The two men “will discuss in detail the entire range of issues of the comprehensive partnership and strategic cooperation, identify key areas for further development of Russian-Chinese practical cooperation, and exchange views in detail on the most pressing international and regional issues,” the Kremlin said.

It added that Mr Xi and Mr Putin would sign a joint statement after their summit but gave no further details. China’s foreign ministry issued a brief announcement that the Russian leader was visiting at the invitation of the president.

Washington will closely observe talks

Portamur, the Russian news portal, said the two leaders would attend a gala to mark the 75th anniversary of the establishment of diplomatic relations.

Their talks will be closely observed from Washington, which has voiced growing concern about the weapons technology alliance between Beijing and Moscow that is helping to fuel Russia’s war against Ukraine.

China has backed Russia politically over the conflict and continues to export machine tools and other dual use items seen as boosting Russia’s military capabilities, without actually exporting weaponry.

In April, the US accused China of providing Moscow with cruise missile and drone engines, as well as machine tools for ballistic missiles, and of supplying 90 per cent of chips imported by Russia last year for use in tanks, missiles and aircraft.

“Russia would struggle to sustain its assault on Ukraine without China’s support,” Antony Blinken, the US secretary of state, said in April after visiting China, where he cautioned that the US would take action if Beijing did not curb the flow of goods.
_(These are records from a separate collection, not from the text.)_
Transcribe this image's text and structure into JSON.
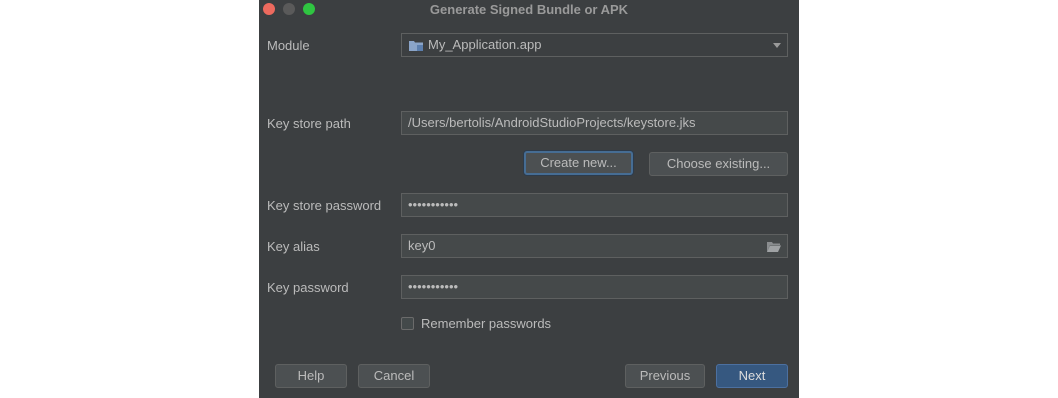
{
  "window": {
    "title": "Generate Signed Bundle or APK"
  },
  "module": {
    "label": "Module",
    "value": "My_Application.app"
  },
  "keystore_path": {
    "label": "Key store path",
    "value": "/Users/bertolis/AndroidStudioProjects/keystore.jks"
  },
  "keystore_buttons": {
    "create_new": "Create new...",
    "choose_existing": "Choose existing..."
  },
  "keystore_password": {
    "label": "Key store password",
    "value": "•••••••••••"
  },
  "key_alias": {
    "label": "Key alias",
    "value": "key0"
  },
  "key_password": {
    "label": "Key password",
    "value": "•••••••••••"
  },
  "remember": {
    "label": "Remember passwords",
    "checked": false
  },
  "footer": {
    "help": "Help",
    "cancel": "Cancel",
    "previous": "Previous",
    "next": "Next"
  },
  "colors": {
    "dialog_bg": "#3c3f41",
    "field_bg": "#45494a",
    "default_button": "#365880",
    "close": "#ed6a5e",
    "maximize": "#2fc541"
  }
}
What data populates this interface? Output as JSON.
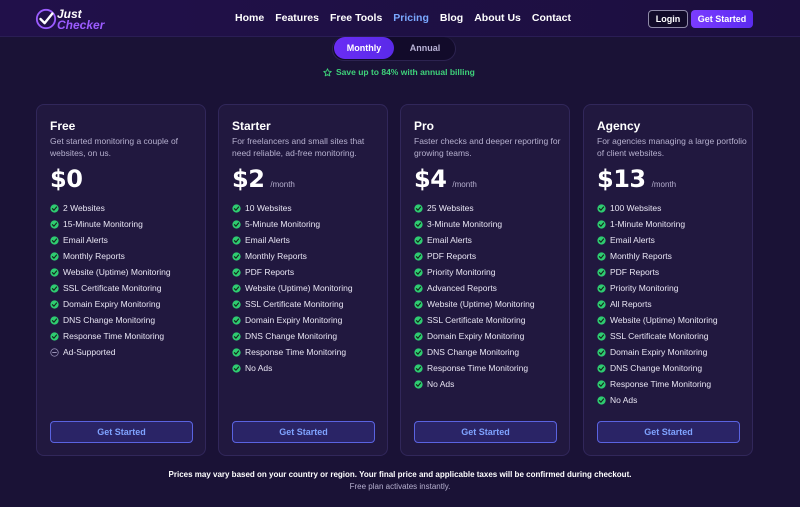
{
  "nav": {
    "logo_line1": "Just",
    "logo_line2": "Checker",
    "links": [
      "Home",
      "Features",
      "Free Tools",
      "Pricing",
      "Blog",
      "About Us",
      "Contact"
    ],
    "active": "Pricing",
    "login": "Login",
    "cta": "Get Started"
  },
  "billing": {
    "monthly": "Monthly",
    "annual": "Annual",
    "selected": "Monthly",
    "save_note": "Save up to 84% with annual billing"
  },
  "plans": [
    {
      "name": "Free",
      "desc": "Get started monitoring a couple of websites, on us.",
      "price": "$0",
      "period": "",
      "features": [
        {
          "text": "2 Websites",
          "included": true
        },
        {
          "text": "15-Minute Monitoring",
          "included": true
        },
        {
          "text": "Email Alerts",
          "included": true
        },
        {
          "text": "Monthly Reports",
          "included": true
        },
        {
          "text": "Website (Uptime) Monitoring",
          "included": true
        },
        {
          "text": "SSL Certificate Monitoring",
          "included": true
        },
        {
          "text": "Domain Expiry Monitoring",
          "included": true
        },
        {
          "text": "DNS Change Monitoring",
          "included": true
        },
        {
          "text": "Response Time Monitoring",
          "included": true
        },
        {
          "text": "Ad-Supported",
          "included": false
        }
      ],
      "cta": "Get Started"
    },
    {
      "name": "Starter",
      "desc": "For freelancers and small sites that need reliable, ad-free monitoring.",
      "price": "$2",
      "period": "/month",
      "features": [
        {
          "text": "10 Websites",
          "included": true
        },
        {
          "text": "5-Minute Monitoring",
          "included": true
        },
        {
          "text": "Email Alerts",
          "included": true
        },
        {
          "text": "Monthly Reports",
          "included": true
        },
        {
          "text": "PDF Reports",
          "included": true
        },
        {
          "text": "Website (Uptime) Monitoring",
          "included": true
        },
        {
          "text": "SSL Certificate Monitoring",
          "included": true
        },
        {
          "text": "Domain Expiry Monitoring",
          "included": true
        },
        {
          "text": "DNS Change Monitoring",
          "included": true
        },
        {
          "text": "Response Time Monitoring",
          "included": true
        },
        {
          "text": "No Ads",
          "included": true
        }
      ],
      "cta": "Get Started"
    },
    {
      "name": "Pro",
      "desc": "Faster checks and deeper reporting for growing teams.",
      "price": "$4",
      "period": "/month",
      "features": [
        {
          "text": "25 Websites",
          "included": true
        },
        {
          "text": "3-Minute Monitoring",
          "included": true
        },
        {
          "text": "Email Alerts",
          "included": true
        },
        {
          "text": "PDF Reports",
          "included": true
        },
        {
          "text": "Priority Monitoring",
          "included": true
        },
        {
          "text": "Advanced Reports",
          "included": true
        },
        {
          "text": "Website (Uptime) Monitoring",
          "included": true
        },
        {
          "text": "SSL Certificate Monitoring",
          "included": true
        },
        {
          "text": "Domain Expiry Monitoring",
          "included": true
        },
        {
          "text": "DNS Change Monitoring",
          "included": true
        },
        {
          "text": "Response Time Monitoring",
          "included": true
        },
        {
          "text": "No Ads",
          "included": true
        }
      ],
      "cta": "Get Started"
    },
    {
      "name": "Agency",
      "desc": "For agencies managing a large portfolio of client websites.",
      "price": "$13",
      "period": "/month",
      "features": [
        {
          "text": "100 Websites",
          "included": true
        },
        {
          "text": "1-Minute Monitoring",
          "included": true
        },
        {
          "text": "Email Alerts",
          "included": true
        },
        {
          "text": "Monthly Reports",
          "included": true
        },
        {
          "text": "PDF Reports",
          "included": true
        },
        {
          "text": "Priority Monitoring",
          "included": true
        },
        {
          "text": "All Reports",
          "included": true
        },
        {
          "text": "Website (Uptime) Monitoring",
          "included": true
        },
        {
          "text": "SSL Certificate Monitoring",
          "included": true
        },
        {
          "text": "Domain Expiry Monitoring",
          "included": true
        },
        {
          "text": "DNS Change Monitoring",
          "included": true
        },
        {
          "text": "Response Time Monitoring",
          "included": true
        },
        {
          "text": "No Ads",
          "included": true
        }
      ],
      "cta": "Get Started"
    }
  ],
  "footer": {
    "note": "Prices may vary based on your country or region. Your final price and applicable taxes will be confirmed during checkout.",
    "free_note": "Free plan activates instantly."
  },
  "colors": {
    "background": "#1a1236",
    "card": "#21183f",
    "accent_purple": "#6a2df5",
    "check_green": "#2ecc71",
    "link_blue": "#7aa9ff"
  },
  "icons": {
    "logo": "checkmark-badge-icon",
    "save": "star-outline-icon",
    "included": "check-circle-icon",
    "excluded": "minus-circle-icon"
  }
}
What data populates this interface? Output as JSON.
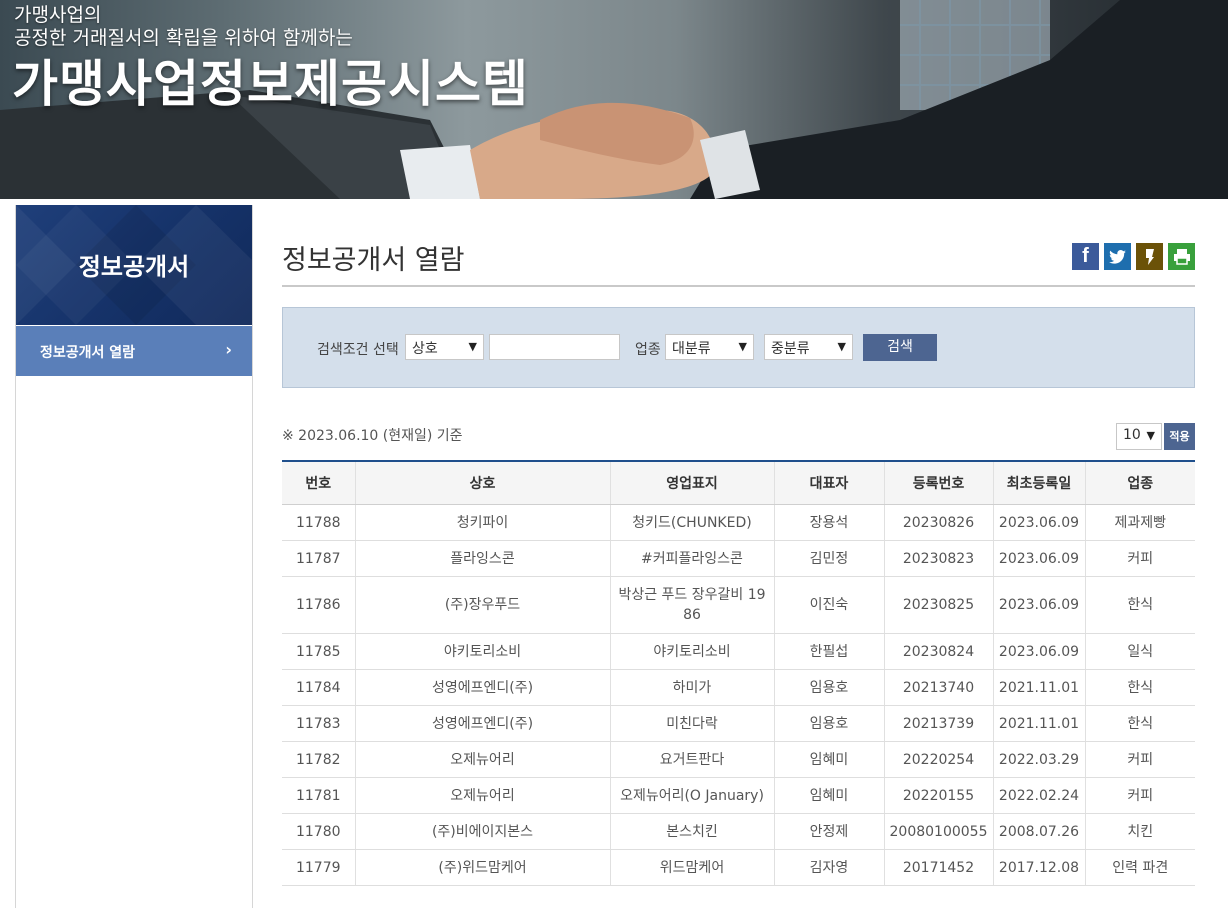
{
  "banner": {
    "tagline_line1": "가맹사업의",
    "tagline_line2": "공정한 거래질서의 확립을 위하여 함께하는",
    "site_title": "가맹사업정보제공시스템"
  },
  "sidebar": {
    "title": "정보공개서",
    "items": [
      {
        "label": "정보공개서 열람",
        "chevron": "›"
      }
    ]
  },
  "main": {
    "page_title": "정보공개서 열람",
    "share_buttons": [
      {
        "icon": "facebook-icon",
        "glyph": "f",
        "color": "#3b5a9a"
      },
      {
        "icon": "twitter-icon",
        "glyph": "t",
        "color": "#1e6eae"
      },
      {
        "icon": "kakaostory-icon",
        "glyph": "s",
        "color": "#6b5208"
      },
      {
        "icon": "print-icon",
        "glyph": "p",
        "color": "#39a03c"
      }
    ],
    "search": {
      "condition_label": "검색조건 선택",
      "condition_value": "상호",
      "keyword_value": "",
      "business_label": "업종",
      "major_value": "대분류",
      "minor_value": "중분류",
      "search_button": "검색"
    },
    "basis_text": "※ 2023.06.10 (현재일) 기준",
    "rows_per_page": "10",
    "apply_button": "적용",
    "table": {
      "headers": [
        "번호",
        "상호",
        "영업표지",
        "대표자",
        "등록번호",
        "최초등록일",
        "업종"
      ],
      "rows": [
        [
          "11788",
          "청키파이",
          "청키드(CHUNKED)",
          "장용석",
          "20230826",
          "2023.06.09",
          "제과제빵"
        ],
        [
          "11787",
          "플라잉스콘",
          "#커피플라잉스콘",
          "김민정",
          "20230823",
          "2023.06.09",
          "커피"
        ],
        [
          "11786",
          "(주)장우푸드",
          "박상근 푸드 장우갈비 1986",
          "이진숙",
          "20230825",
          "2023.06.09",
          "한식"
        ],
        [
          "11785",
          "야키토리소비",
          "야키토리소비",
          "한필섭",
          "20230824",
          "2023.06.09",
          "일식"
        ],
        [
          "11784",
          "성영에프엔디(주)",
          "하미가",
          "임용호",
          "20213740",
          "2021.11.01",
          "한식"
        ],
        [
          "11783",
          "성영에프엔디(주)",
          "미친다락",
          "임용호",
          "20213739",
          "2021.11.01",
          "한식"
        ],
        [
          "11782",
          "오제뉴어리",
          "요거트판다",
          "임혜미",
          "20220254",
          "2022.03.29",
          "커피"
        ],
        [
          "11781",
          "오제뉴어리",
          "오제뉴어리(O January)",
          "임혜미",
          "20220155",
          "2022.02.24",
          "커피"
        ],
        [
          "11780",
          "(주)비에이지본스",
          "본스치킨",
          "안정제",
          "20080100055",
          "2008.07.26",
          "치킨"
        ],
        [
          "11779",
          "(주)위드맘케어",
          "위드맘케어",
          "김자영",
          "20171452",
          "2017.12.08",
          "인력 파견"
        ]
      ]
    }
  }
}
Washington followed up in May with sanctions against more than a dozen Chinese entities that the Treasury department has claimed are providing Russia with infrared detectors, drone components and missile sensors.

Xi walking a tightrope

Mr Xi must strike a fine balance during the Russian leader’s visit. If he signals further support for Mr Putin, he risks alienating Europe, a key trading partner.

China has denied it is selling weapons to either side in the war and has increasingly portrayed itself as a broker for peace.

In early May, Li Hui, a Chinese special envoy carried out a third round of shuttle diplomacy on the political settlement of the Ukraine crisis, visiting Turkey, Egypt, Saudi Arabia and the United Arab Emirates.

Mr Putin is expected to try to further secure a strategic partnership with China and the economic lifeline that Beijing has offered Russia since it came under severe financial sanctions over its invasion of Ukraine.

China is a major export market for energy supplies that keep the Kremlin’s coffers full.

Mr Putin is likely to broach the issue of the Power of Siberia 2 natural gas pipeline, designed to connect Russia and China via Mongolia, the South China Morning Post reported earlier this week.

If it goes ahead, the signature project would divert 50 billion cubic metres of natural gas per year to north China – redirecting a supply that once went to Europe.

It would also signal the depth of bilateral relations more than two years since the two authoritarian leaders declared a “no limits” partnership to counter America’s global influence and what they have criticised as interference.